Wild salmon is a heart-healthy food choice! Born in fresh water, salmon migrate to the open ocean where they feed mainly on plankton until maturity, making them rich in omega-3 fatty acids and premium protein.

The two species of wild salmon on the market are pink salmon and red or sockeye salmon, which are also the main canning species.

Red or sockeye salmon

Red or sockeye salmon

Sockeye are the famous red salmon usually featured in documentaries. Weight for weight, sockeye are the hardiest in fighting their way upstream, sometimes in their millions, during the spawning run from July to October. The sockeye were the first species of salmon to be marketed.

Slightly bigger than pink salmon, sockeye live 4 to 5 years. While juvenile salmon of other species prefer streams and rivers, juvenile sockeye abound in lakes where they feed on animal plankton.

The sockeye species has a most remarkable trait—it shows cyclical dominance in spawning. In many lakes of the Fraser River system, salmon abound every four years. Sockeye reach maturity between 2 and 6 years, but in most systems only one age group (generally 4-year-old fish) dominates. Consequently, most of the fish from an egg deposition return four years later to spawn. This cyclical dominance results in spectacular upstream migrations in the Adams River every four years.

Sockeye are usually caught with gill nets and seine nets during their spawning run.
 

Nutrition facts

Per 100 grams of sockeye salmon

  • Calories 168
  • Fatty calories 74.4
  • Protein 21.8 g
  • Fat 6.6 g
  • Saturated fat 1.5 g
  • Sodium 47 mg
  • Cholesterol 62 mg
  • Omega–3 1.9 g

4 tips from my fishmonger

1

All kinds of ways to enjoy salmon

Sockeye salmon can be prepared just like trout. It’s delicious in a sandwich, salad, souffle, omelette, crepes, quiche, with pasta, or on top of crackers.

2

Lightning quick

Because it cooks fast, salmon is perfect for those busy nights. And there are so many ways of preparing salmon. For instance, steaming or baking it in a papillote (wrapping it in tin foil) with a side of vegetables and seasoning doesn’t require any extra cooking fat and preserves the natural flavour and nutrients of the fish.

3

A world of flavour

Salmon can also be served with a hint of sweetness (with a honey marinade) or savoury flavours such as a ginger and lime mayonnaise. It’s also the perfect vehicle for herbs and spices that will remind you of international cuisine – basil topping for Italy, cumin for India.

4

Someone said sockeye?

Salmon sockeye, which is also called red salmon, comes from the Pacific Ocean, specifically near Alaska.
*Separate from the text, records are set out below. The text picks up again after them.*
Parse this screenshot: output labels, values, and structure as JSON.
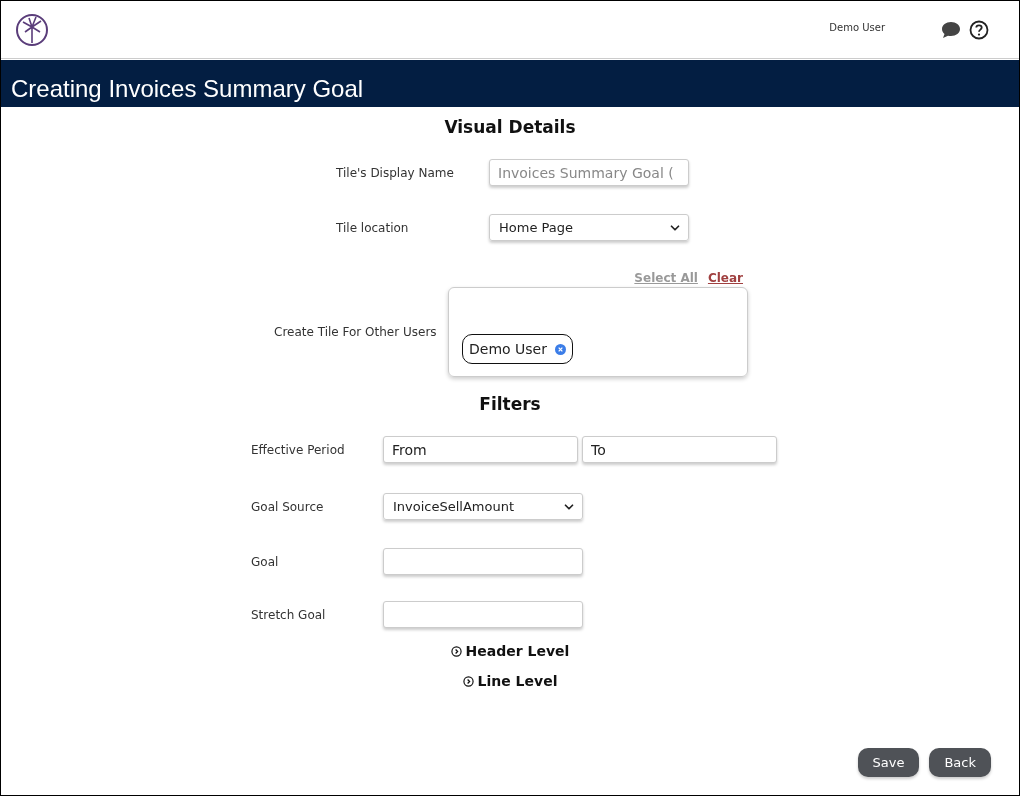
{
  "header": {
    "user_name": "Demo User"
  },
  "page_title": "Creating Invoices Summary Goal",
  "visual_details": {
    "heading": "Visual Details",
    "display_name": {
      "label": "Tile's Display Name",
      "placeholder": "Invoices Summary Goal ("
    },
    "tile_location": {
      "label": "Tile location",
      "value": "Home Page"
    },
    "other_users": {
      "label": "Create Tile For Other Users",
      "select_all": "Select All",
      "clear": "Clear",
      "chips": [
        "Demo User"
      ]
    }
  },
  "filters": {
    "heading": "Filters",
    "effective_period": {
      "label": "Effective Period",
      "from_placeholder": "From",
      "to_placeholder": "To"
    },
    "goal_source": {
      "label": "Goal Source",
      "value": "InvoiceSellAmount"
    },
    "goal": {
      "label": "Goal"
    },
    "stretch_goal": {
      "label": "Stretch Goal"
    },
    "sections": [
      {
        "label": "Header Level",
        "expanded": false
      },
      {
        "label": "Line Level",
        "expanded": false
      }
    ]
  },
  "buttons": [
    "Save",
    "Back"
  ]
}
Packed with omega-3, proteins, and vitamin D, sockeye can be prepared just like Atlantic salmon but has a flesh that is more red, tastier, and less fatty.

Pink salmon
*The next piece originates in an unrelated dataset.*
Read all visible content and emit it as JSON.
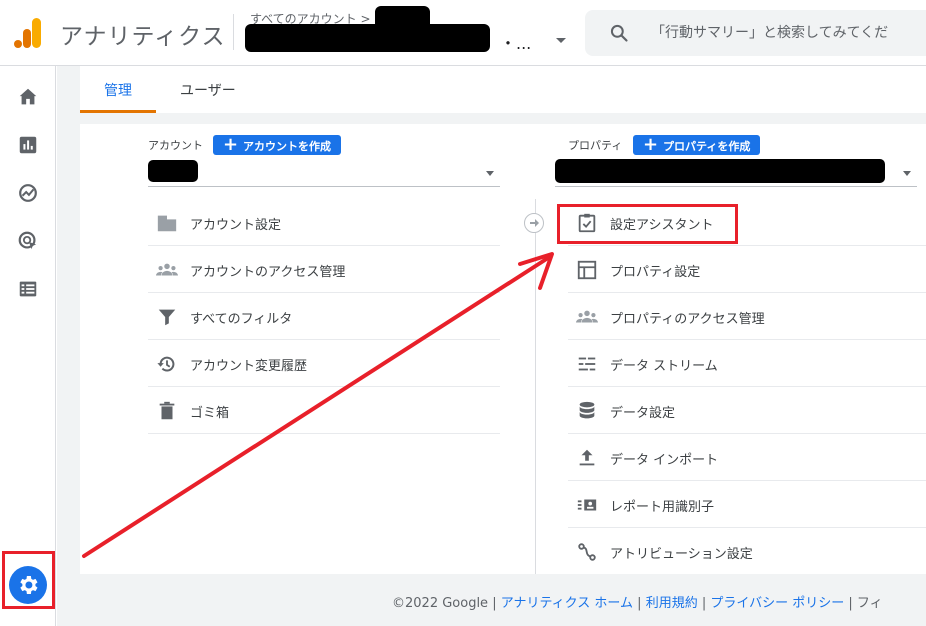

The smallest of the Pacific salmon species, pink salmon generally weigh from 3 to 5 pounds although a few reach 10 pounds. They are the most plentiful species.

The alevins emerge from river gravel beds as fry in the spring and swim towards the sea, spending anywhere from a few days to several months in estuaries or coastal waters before heading off to the high sea. In the deep sea, pink salmon feed on animal plankton, especially krill, which gives their flesh the characteristic bright pink colour for which the species is named. Pink salmon return in large numbers every year to some spawning rivers, but only every other year to others. They return to the Fraser River in odd-numbered years. Gillnetting, seining and trolling are all used to catch pink salmon.
 

Nutrition facts

Per 100 grams of pink salmon

  • Calories 116.0
  • Fatty calories 30.6
  • Protein 19.9 g
  • Fat 3.4 g
  • Saturated fat 0.6 g
  • Sodium 67 mg
  • Cholesterol 52 mg
  • Omega–3 1.2 g


K pour Katrine Recepe

Saumon et pommes de terre sauce Romesco (french only)